Thierry Cohen’s spectacular photographic series “Darkened Cities” is a sad reminder of the planetary perspective we’ve lost because of city lights.
(I won’t copy the copyrighted images, but if you haven’t seen them, oh my gourd, GO.)
When I lived in LA, I was properly terrified of earthquakes. But after each decently big one, I always got a little twinge of schadenfreude watching that cocky city grind to a halt for a few hours: Oh riiight, we live in smooshable bodies in breakable buildings built on a jittery crack in the surface of a whirling ball! Scary, but nice in its way.
So here’s the deal with the time change. If we left the clocks alone, we’d feel the shrinking of the day in the fall and the expanding in the spring more than we do. Without those two artificial twitches interrupting the big planetary respiration — without the Wait, wut? of the downshift and upshift — we’d feel the annual breathing of night and day gradually, naturally. Mornings would be too dark for too long in winter, and too light too early in summer, and we’d have to deal with it. In the process, we’d get a better feeling for the shape of the year, and we’d be in a little bit less denial about what we’re sitting on. Maybe.
Two years ago, after Raising Freethinkers had been out for a while, I posted about emails I’d been getting:
One of the funniest recurring topics in my inbox concerns the reader reviews for Parenting Beyond Belief and Raising Freethinkers. The reviews are 95 percent good, a gratifying thing. Surprising, too — given the sensitive topic, I was ready for a barrage of negatives from certain quarters when each book came out. It just hasn’t happened, which is awfully nice. Who needs the distraction?
But negative reviews do appear, including some I think are entirely fair. And when they do appear, fair or not, somebody somewhere ALWAYS drops me an outraged note. Some even suggest that I ought to (somehow) get the offending thought deleted. Really.
Now I’m getting a steady flow of the same thing regarding Voices of Unbelief and Atheism For Dummies. It really is sweet of y’all, but (a) I have no special powers, and (b) I wouldn’t use them if I did. I’m a free expression fundie.
Once again, most of the reviews are gratifyingly good, and readers can generally figure out whether the negatives are worth taking into consideration. (My current favorite starts by saying “I have to admit that I haven’t read this book.”)
As I said before, I really do appreciate it when people take the time to review my books, no matter what they think. If there’s an existing review you want to vote up or down or comment on, or if you want to write your own review, Amazon makes it easy. Go on, have fun, and thanks:
Foundation Beyond Belief, one of the loves of my life, is going through a pretty profound transformation this year. Thanks to the generosity of a few extraordinary donors this year, our programs are expanding rapidly, including a pilot for an international humanist service corps that launches this summer. (Much more on that soon.)
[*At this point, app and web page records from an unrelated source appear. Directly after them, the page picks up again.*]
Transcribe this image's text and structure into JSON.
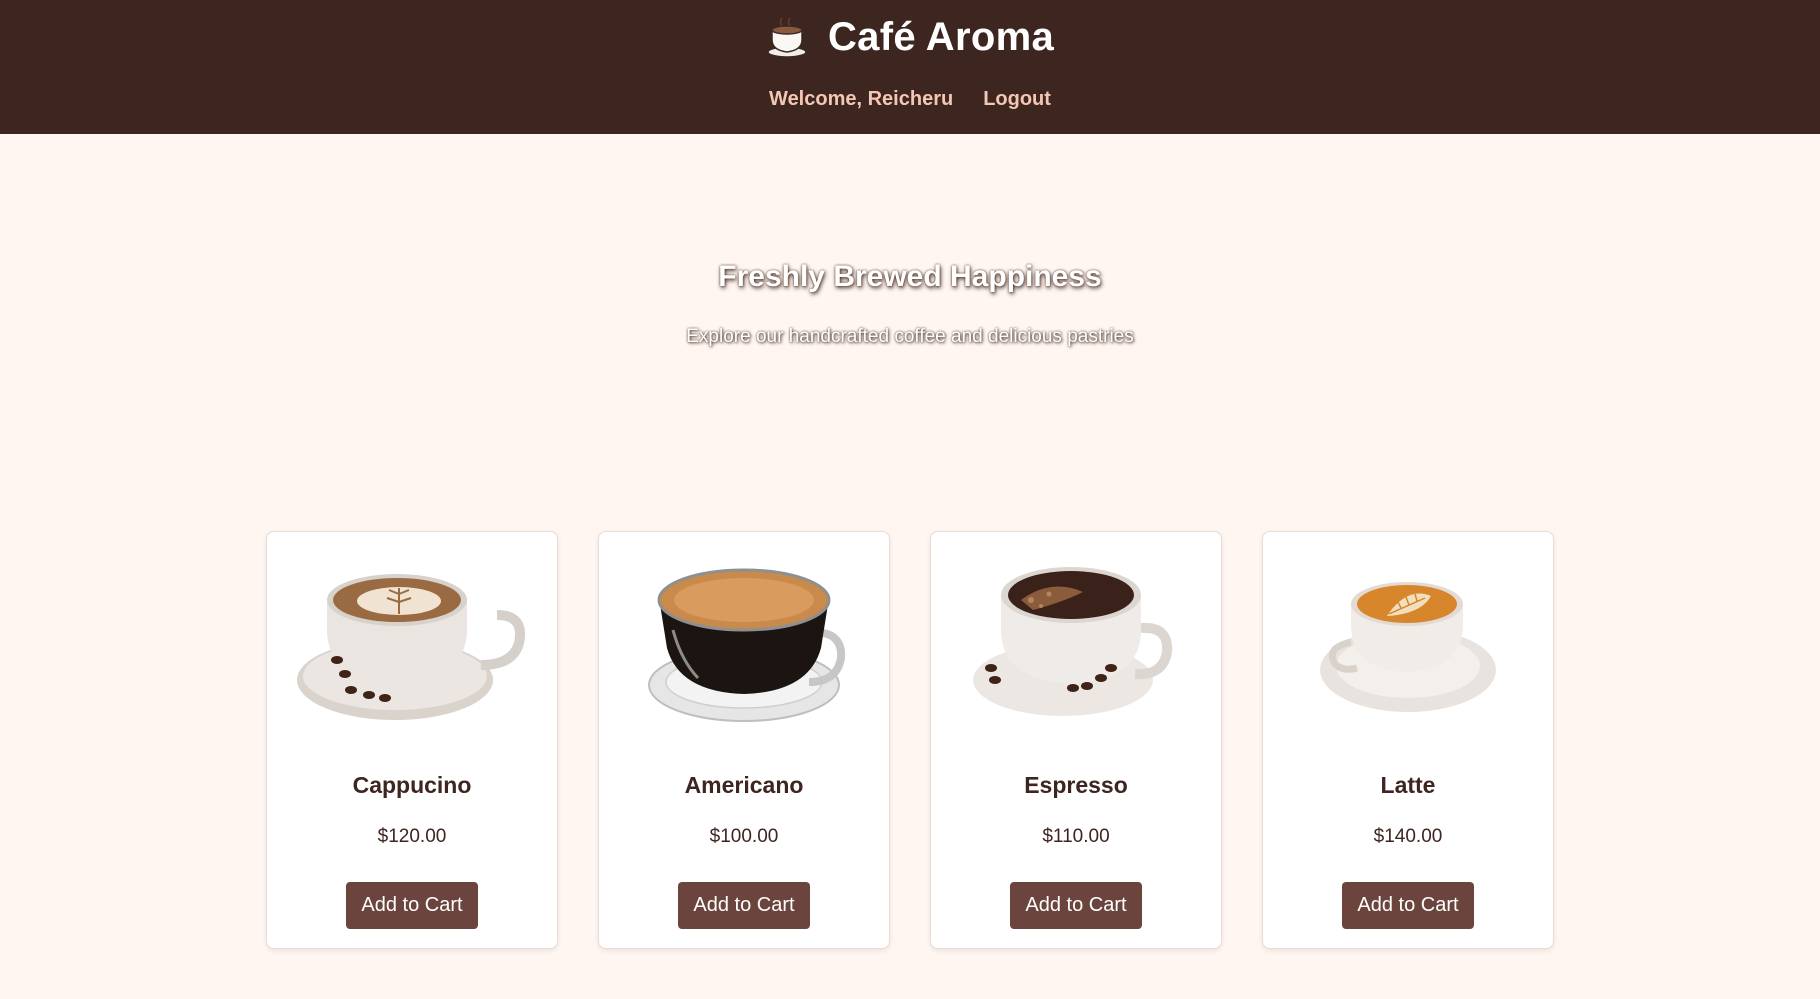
{
  "header": {
    "brand_title": "Café Aroma",
    "brand_icon": "coffee-cup-icon",
    "welcome_text": "Welcome, Reicheru",
    "logout_label": "Logout"
  },
  "hero": {
    "title": "Freshly Brewed Happiness",
    "subtitle": "Explore our handcrafted coffee and delicious pastries"
  },
  "products": [
    {
      "name": "Cappucino",
      "price": "$120.00",
      "button_label": "Add to Cart",
      "image": "cappuccino-cup-image"
    },
    {
      "name": "Americano",
      "price": "$100.00",
      "button_label": "Add to Cart",
      "image": "americano-glass-cup-image"
    },
    {
      "name": "Espresso",
      "price": "$110.00",
      "button_label": "Add to Cart",
      "image": "espresso-cup-image"
    },
    {
      "name": "Latte",
      "price": "$140.00",
      "button_label": "Add to Cart",
      "image": "latte-cup-image"
    }
  ],
  "colors": {
    "header_bg": "#3d2520",
    "page_bg": "#fff6f1",
    "nav_link": "#f4c7b4",
    "button_bg": "#6b453d",
    "text_dark": "#3d2520"
  }
}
But the humanist giving program remains at the heart of what we do — over 1,350 individual humanists contributing what they can on a monthly basis to make the world a better place. We’ve supported over 100 outstanding charities since our 2010 launch and expect to clear $1 million in total donations by year’s end. And every dollar designated for our featured charities goes to those charities.
I know a lot of Meming of Life readers are also Foundation members, and that seriously warms my cockles. If you invite a friend to join and they tell us you referred them, you’ll be entered in a drawing for some cool thank-you prizes, and so will they! (Deets here.)
If you’re not a member yet, now is a GREAT time to join. For one thing, you’ll help us reach our goal of doubling our giving membership by the end of 2013. The giving is simple and fully in your control. You choose your own giving level, starting as low as $5 a month, then distribute your donations among our five cause areas based on your own vision of humanism.